Ever since the Night Beats Who Sold My Generation was released back in January on Heavenly, Third Outing have wanted to catch up with the Seattle trio to see what it's really like to ride along with what already promises to be one of the bands of the year. But as we found out, do the Psych Garage masters want to be the voice of a generation, or is it more simple than that? Here is our interview with Night Beats...
The album begins..."the tape recorder to be neglected in a dark corner with some fancy hat". Who did sell your generation? Are you a political band?
It could be ourselves . It could be our politicians , our principles or priests. It not a question for me to answer. Bringing attention to these types of things is what I aim today. I wouldn't consider us a political band, but part of our job is to send a message and sometimes opinions fit in.
Who Sold My Generation comes two years after Sonic Bloom and five years after the self-titled début. How has the music changed in these five years?
I don't consciously notice any change. I've gone through many lives of experiences, so I'm sure there's something changing. But I stick to my roots. Rhythm and blues.
How would you actually describe your sound in one sentence then?
Rock and roll.
"I stick to my roots. Rhythm and blues"
Our favourite track off the new record is Right/Wrong.
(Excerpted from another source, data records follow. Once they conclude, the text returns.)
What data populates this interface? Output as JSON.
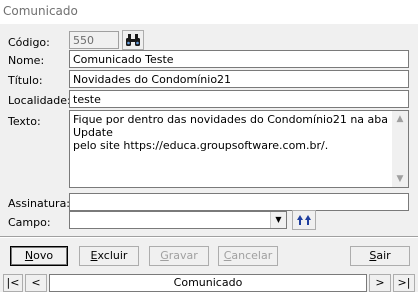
{
  "window": {
    "title": "Comunicado"
  },
  "form": {
    "codigo": {
      "label": "Código:",
      "value": "550"
    },
    "nome": {
      "label": "Nome:",
      "value": "Comunicado Teste"
    },
    "titulo": {
      "label": "Título:",
      "value": "Novidades do Condomínio21"
    },
    "localidade": {
      "label": "Localidade:",
      "value": "teste"
    },
    "texto": {
      "label": "Texto:",
      "value": "Fique por dentro das novidades do Condomínio21 na aba Update\npelo site https://educa.groupsoftware.com.br/."
    },
    "assinatura": {
      "label": "Assinatura:",
      "value": ""
    },
    "campo": {
      "label": "Campo:",
      "value": ""
    }
  },
  "buttons": {
    "novo": {
      "pre": "",
      "key": "N",
      "post": "ovo"
    },
    "excluir": {
      "pre": "",
      "key": "E",
      "post": "xcluir"
    },
    "gravar": {
      "pre": "",
      "key": "G",
      "post": "ravar"
    },
    "cancelar": {
      "pre": "",
      "key": "C",
      "post": "ancelar"
    },
    "sair": {
      "pre": "",
      "key": "S",
      "post": "air"
    }
  },
  "nav": {
    "first": "|<",
    "prev": "<",
    "label": "Comunicado",
    "next": ">",
    "last": ">|"
  },
  "icons": {
    "search": "binoculars-icon",
    "insert_field": "double-up-arrow-icon",
    "combo_arrow": "chevron-down-icon"
  }
}
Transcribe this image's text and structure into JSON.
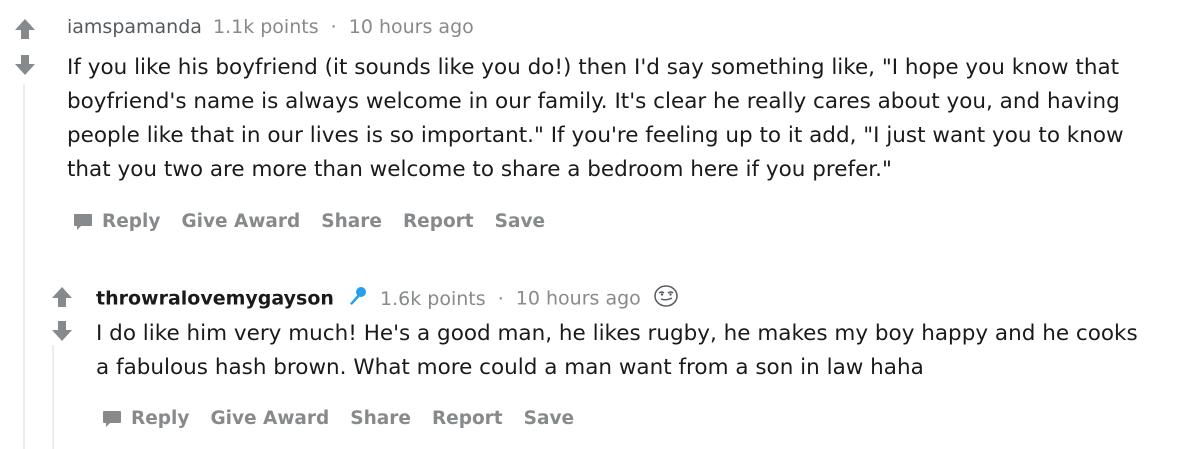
{
  "comments": [
    {
      "author": "iamspamanda",
      "points": "1.1k points",
      "separator": "·",
      "time": "10 hours ago",
      "body_lines": [
        "If you like his boyfriend (it sounds like you do!) then I'd say something like, \"I hope you know that",
        "boyfriend's name is always welcome in our family. It's clear he really cares about you, and having",
        "people like that in our lives is so important.\" If you're feeling up to it add, \"I just want you to know",
        "that you two are more than welcome to share a bedroom here if you prefer.\""
      ],
      "actions": {
        "reply": "Reply",
        "give_award": "Give Award",
        "share": "Share",
        "report": "Report",
        "save": "Save"
      }
    },
    {
      "author": "throwralovemygayson",
      "author_icon": "microphone-icon",
      "points": "1.6k points",
      "separator": "·",
      "time": "10 hours ago",
      "flair_icon": "smirk-face-icon",
      "body_lines": [
        "I do like him very much! He's a good man, he likes rugby, he makes my boy happy and he cooks",
        "a fabulous hash brown. What more could a man want from a son in law haha"
      ],
      "actions": {
        "reply": "Reply",
        "give_award": "Give Award",
        "share": "Share",
        "report": "Report",
        "save": "Save"
      }
    }
  ],
  "colors": {
    "arrow": "#878a8c",
    "meta_text": "#878a8c",
    "body_text": "#1a1a1b",
    "thread_line": "#ededed",
    "mic_blue": "#24a0ed"
  }
}
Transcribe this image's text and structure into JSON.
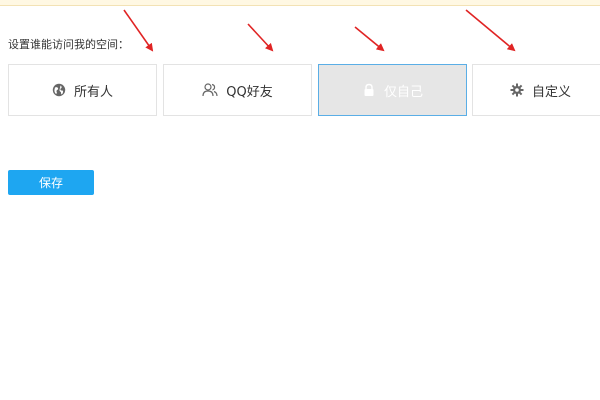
{
  "prompt": "设置谁能访问我的空间：",
  "options": [
    {
      "label": "所有人",
      "icon": "globe-icon",
      "selected": false
    },
    {
      "label": "QQ好友",
      "icon": "friends-icon",
      "selected": false
    },
    {
      "label": "仅自己",
      "icon": "lock-icon",
      "selected": true
    },
    {
      "label": "自定义",
      "icon": "gear-icon",
      "selected": false
    }
  ],
  "save_label": "保存",
  "colors": {
    "accent": "#1ea6f1",
    "selected_border": "#5aaee6",
    "selected_bg": "#e6e6e6",
    "annotation_arrow": "#e02424",
    "notice_bg": "#fff8e3"
  }
}
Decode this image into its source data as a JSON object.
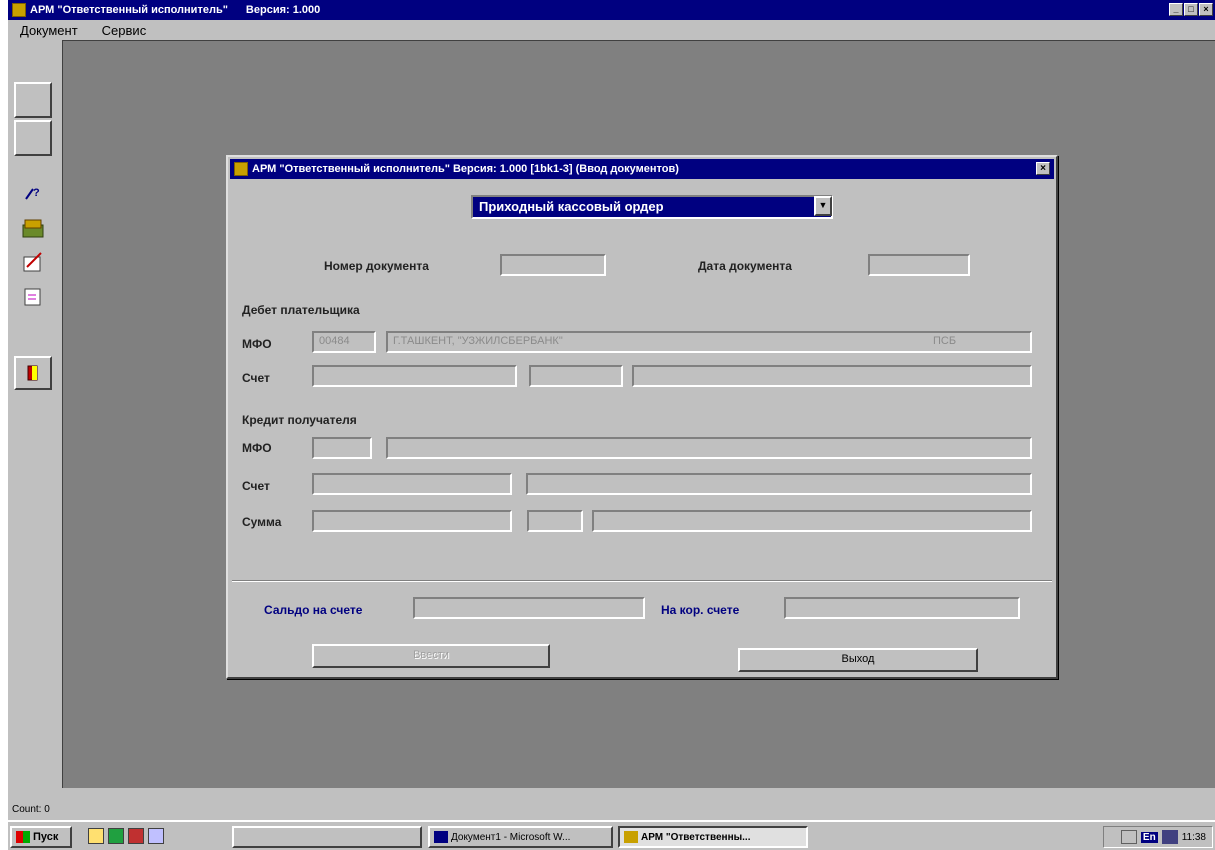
{
  "app": {
    "title": "АРМ \"Ответственный исполнитель\"",
    "version": "Версия: 1.000",
    "window_buttons": [
      "_",
      "□",
      "×"
    ]
  },
  "menubar": {
    "items": [
      "Документ",
      "Сервис"
    ]
  },
  "toolbar": {
    "icons": [
      "blank-button",
      "blank-button",
      "help-icon",
      "money-icon",
      "edit-icon",
      "document-icon",
      "exit-door-icon"
    ]
  },
  "dialog": {
    "title": "АРМ \"Ответственный исполнитель\" Версия: 1.000 [1bk1-3] (Ввод документов)",
    "close": "×",
    "doc_type": "Приходный кассовый ордер",
    "doc_number_label": "Номер документа",
    "doc_number_value": "",
    "doc_date_label": "Дата документа",
    "doc_date_value": "",
    "debit_section": "Дебет плательщика",
    "debit_mfo_label": "МФО",
    "debit_mfo_value": "00484",
    "debit_bank_value": "Г.ТАШКЕНТ, \"УЗЖИЛСБЕРБАНК\"",
    "debit_bank_suffix": "ПСБ",
    "debit_account_label": "Счет",
    "credit_section": "Кредит получателя",
    "credit_mfo_label": "МФО",
    "credit_account_label": "Счет",
    "sum_label": "Сумма",
    "balance_label": "Сальдо на счете",
    "corr_label": "На кор. счете",
    "enter_button": "Ввести",
    "exit_button": "Выход"
  },
  "statusbar": {
    "text": "Count: 0"
  },
  "taskbar": {
    "start": "Пуск",
    "tasks": [
      "Документ1 - Microsoft W...",
      "АРМ \"Ответственны..."
    ],
    "clock": "11:38",
    "lang": "En"
  }
}
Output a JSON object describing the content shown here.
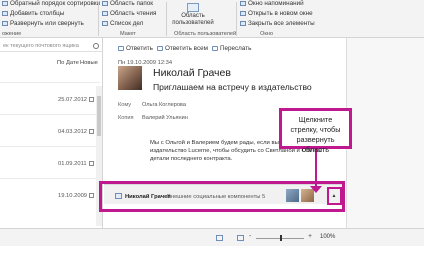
{
  "ribbon": {
    "col1": [
      "Обратный порядок сортировки",
      "Добавить столбцы",
      "Развернуть или свернуть"
    ],
    "col2": [
      "Область папок",
      "Область чтения",
      "Список дел"
    ],
    "people_pane_button": "Область пользователей",
    "col4": [
      "Окно напоминаний",
      "Открыть в новом окне",
      "Закрыть все элементы"
    ],
    "groups": [
      "ожение",
      "Макет",
      "Область пользователей",
      "Окно"
    ]
  },
  "mail_list": {
    "search_placeholder": "ек текущего почтового ящика",
    "col_date": "По Дате",
    "col_new": "Новые",
    "dates": [
      "25.07.2012",
      "04.03.2012",
      "01.09.2011",
      "19.10.2009"
    ]
  },
  "reading_pane": {
    "actions": [
      "Ответить",
      "Ответить всем",
      "Переслать"
    ],
    "sent": "Пн 19.10.2009 12:34",
    "sender": "Николай Грачев",
    "subject": "Приглашаем на встречу в издательство",
    "to_label": "Кому",
    "to_value": "Ольга Коглерова",
    "cc_label": "Копия",
    "cc_value": "Валерий Ульянин",
    "body": "Мы с Ольгой и Валерием будем рады, если вы придете в издательство Lucerne, чтобы обсудить со Светланой и Олегом детали последнего контракта."
  },
  "social_bar": {
    "name": "Николай Грачев",
    "components": "Внешние социальные компоненты 5",
    "expand_glyph": "▲"
  },
  "callout": {
    "text": "Щелкните стрелку, чтобы развернуть область"
  },
  "status_bar": {
    "zoom_minus": "-",
    "zoom_plus": "+",
    "zoom": "100%"
  },
  "colors": {
    "highlight": "#c0188f",
    "accent": "#2b579a"
  }
}
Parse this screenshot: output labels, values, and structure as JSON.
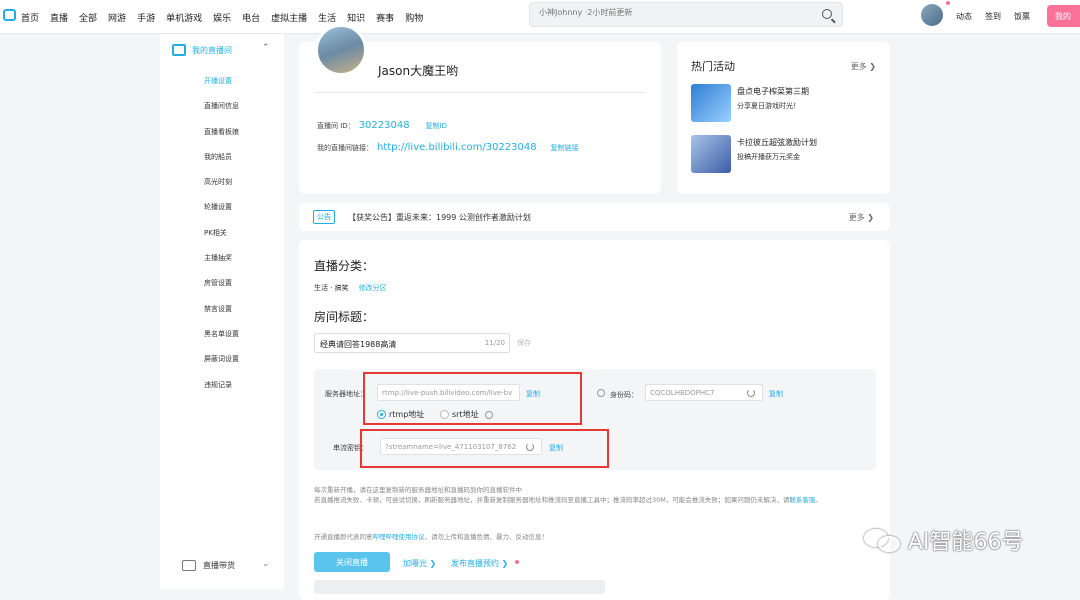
{
  "topnav": {
    "items": [
      "首页",
      "直播",
      "全部",
      "网游",
      "手游",
      "单机游戏",
      "娱乐",
      "电台",
      "虚拟主播",
      "生活",
      "知识",
      "赛事",
      "购物"
    ],
    "search_placeholder": "小神Johnny ·2小时前更新",
    "right_items": [
      "动态",
      "签到",
      "饭票"
    ],
    "live_button": "我的"
  },
  "sidebar": {
    "header": "我的直播间",
    "items": [
      "开播设置",
      "直播间信息",
      "直播看板娘",
      "我的船员",
      "高光时刻",
      "轮播设置",
      "PK相关",
      "主播抽奖",
      "房管设置",
      "禁言设置",
      "黑名单设置",
      "屏蔽词设置",
      "违规记录"
    ],
    "active_index": 0,
    "footer": "直播带货"
  },
  "profile": {
    "name": "Jason大魔王哟",
    "room_id_label": "直播间 ID：",
    "room_id": "30223048",
    "copy_id": "复制ID",
    "room_url_label": "我的直播间链接：",
    "room_url": "http://live.bilibili.com/30223048",
    "copy_url": "复制链接"
  },
  "hot": {
    "title": "热门活动",
    "more": "更多 ❯",
    "events": [
      {
        "title": "盘点电子榨菜第三期",
        "subtitle": "分享夏日游戏时光！"
      },
      {
        "title": "卡拉彼丘超弦激励计划",
        "subtitle": "投稿开播获万元奖金"
      }
    ]
  },
  "notice": {
    "tag": "公告",
    "text": "【获奖公告】重返未来：1999 公测创作者激励计划",
    "more": "更多 ❯"
  },
  "category": {
    "label": "直播分类：",
    "value": "生活 · 搞笑",
    "modify": "修改分区"
  },
  "room_title": {
    "label": "房间标题：",
    "value": "经典请回答1988高清",
    "count": "11/20",
    "save": "保存"
  },
  "stream": {
    "server_label": "服务器地址：",
    "server_value": "rtmp://live-push.bilivideo.com/live-bv",
    "copy": "复制",
    "auth_label": "身份码：",
    "auth_value": "CQCOLHBDOPHC7",
    "radio_rtmp": "rtmp地址",
    "radio_srt": "srt地址",
    "key_label": "串流密钥：",
    "key_value": "?streamname=live_471103107_8762"
  },
  "hints": {
    "line1": "每次重新开播，请在这里复制新的服务器地址和直播码到你的直播软件中",
    "line2": "若直播推流失败、卡顿，可尝试切换，刷新服务器地址，并重新复制服务器地址和推流码至直播工具中；推流码率超过30M，可能会推流失败；如果问题仍未解决，请",
    "line2_link": "联系客服",
    "line2_end": "。",
    "line3_pre": "开通直播即代表同意",
    "line3_link": "哔哩哔哩使用协议",
    "line3_post": "，请勿上传和直播色情、暴力、反动信息！"
  },
  "actions": {
    "stop": "关闭直播",
    "boost": "加曝光 ❯",
    "reserve": "发布直播预约 ❯"
  },
  "watermark": "AI智能66号",
  "colors": {
    "accent": "#23ade5",
    "pink": "#fb7299",
    "highlight": "#e53935"
  }
}
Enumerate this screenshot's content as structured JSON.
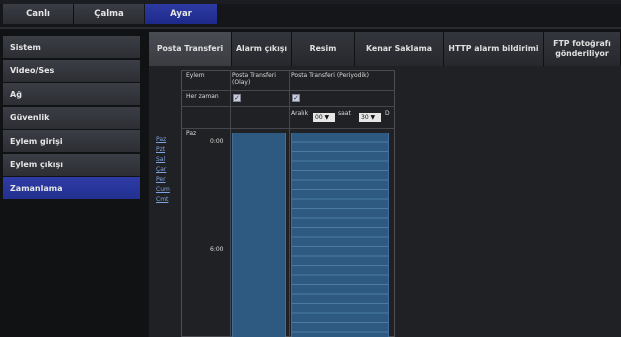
{
  "topnav": {
    "tabs": [
      {
        "label": "Canlı"
      },
      {
        "label": "Çalma"
      },
      {
        "label": "Ayar"
      }
    ]
  },
  "sidebar": {
    "items": [
      {
        "label": "Sistem"
      },
      {
        "label": "Video/Ses"
      },
      {
        "label": "Ağ"
      },
      {
        "label": "Güvenlik"
      },
      {
        "label": "Eylem girişi"
      },
      {
        "label": "Eylem çıkışı"
      },
      {
        "label": "Zamanlama"
      }
    ]
  },
  "content_tabs": [
    {
      "label": "Posta Transferi"
    },
    {
      "label": "Alarm çıkışı"
    },
    {
      "label": "Resim"
    },
    {
      "label": "Kenar Saklama"
    },
    {
      "label": "HTTP alarm bildirimi"
    },
    {
      "label": "FTP fotoğrafı gönderiliyor"
    }
  ],
  "schedule": {
    "header_action": "Eylem",
    "col1_title": "Posta Transferi (Olay)",
    "col2_title": "Posta Transferi (Periyodik)",
    "always_label": "Her zaman",
    "interval_label": "Aralık",
    "interval_hours": "00",
    "hour_label": "saat",
    "interval_minutes": "30",
    "interval_suffix": "D",
    "day_label": "Paz",
    "time_0": "0:00",
    "time_6": "6:00",
    "days": [
      "Paz",
      "Pzt",
      "Sal",
      "Çar",
      "Per",
      "Cum",
      "Cmt"
    ]
  }
}
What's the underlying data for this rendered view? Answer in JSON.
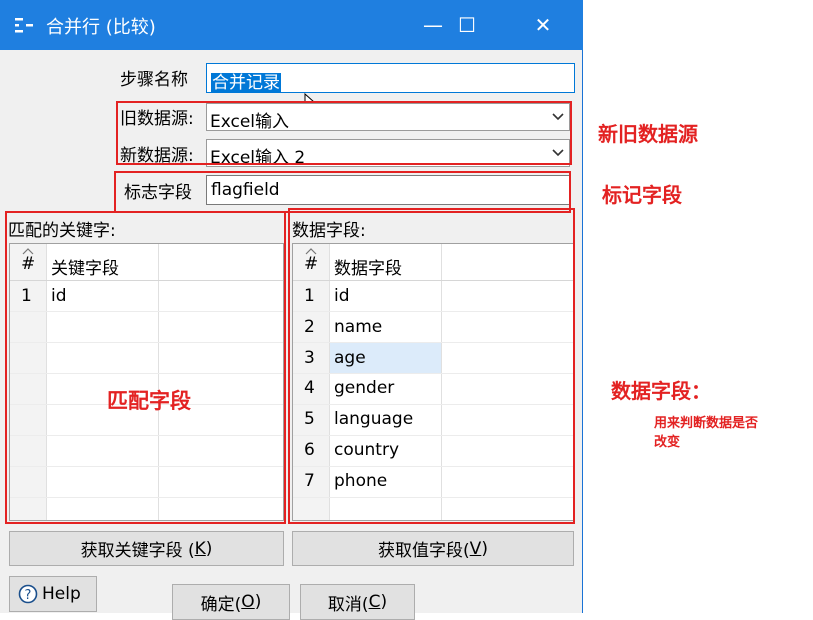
{
  "window": {
    "title": "合并行 (比较)",
    "icon": "merge-rows-icon",
    "minimize_glyph": "—",
    "maximize_glyph": "☐",
    "close_glyph": "✕"
  },
  "form": {
    "step_name_label": "步骤名称",
    "step_name_value": "合并记录",
    "old_source_label": "旧数据源:",
    "old_source_value": "Excel输入",
    "new_source_label": "新数据源:",
    "new_source_value": "Excel输入 2",
    "flag_label": "标志字段",
    "flag_value": "flagfield"
  },
  "key_grid": {
    "title": "匹配的关键字:",
    "header_num": "#",
    "header_col": "关键字段",
    "rows": [
      {
        "num": "1",
        "value": "id"
      }
    ]
  },
  "value_grid": {
    "title": "数据字段:",
    "header_num": "#",
    "header_col": "数据字段",
    "rows": [
      {
        "num": "1",
        "value": "id"
      },
      {
        "num": "2",
        "value": "name"
      },
      {
        "num": "3",
        "value": "age"
      },
      {
        "num": "4",
        "value": "gender"
      },
      {
        "num": "5",
        "value": "language"
      },
      {
        "num": "6",
        "value": "country"
      },
      {
        "num": "7",
        "value": "phone"
      }
    ],
    "highlighted_row": 3
  },
  "buttons": {
    "get_keys_text": "获取关键字段 (",
    "get_keys_key": "K",
    "get_keys_end": ")",
    "get_values_text": "获取值字段(",
    "get_values_key": "V",
    "get_values_end": ")",
    "help": "Help",
    "ok_text": "确定(",
    "ok_key": "O",
    "ok_end": ")",
    "cancel_text": "取消(",
    "cancel_key": "C",
    "cancel_end": ")"
  },
  "annotations": {
    "source": "新旧数据源",
    "flag": "标记字段",
    "match": "匹配字段",
    "data_title": "数据字段：",
    "data_desc_line1": "用来判断数据是否",
    "data_desc_line2": "改变"
  },
  "colors": {
    "titlebar": "#1f7fe0",
    "annotation_red": "#e32222",
    "selection": "#0078d7",
    "row_highlight": "#dcebfa"
  }
}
What's right and wrong about the health of the Indie/ Alternative music scene at the moment?
It's right that people can do their art more independently but it's wrong in that there are so many hyped bands that rely on popularity to fuel their passion.
There are many exotic reference points in the titles of some of the tracks. Last Train To Jordan, Egypt Berry, where do you want to take this new record to?
Everywhere. The moon.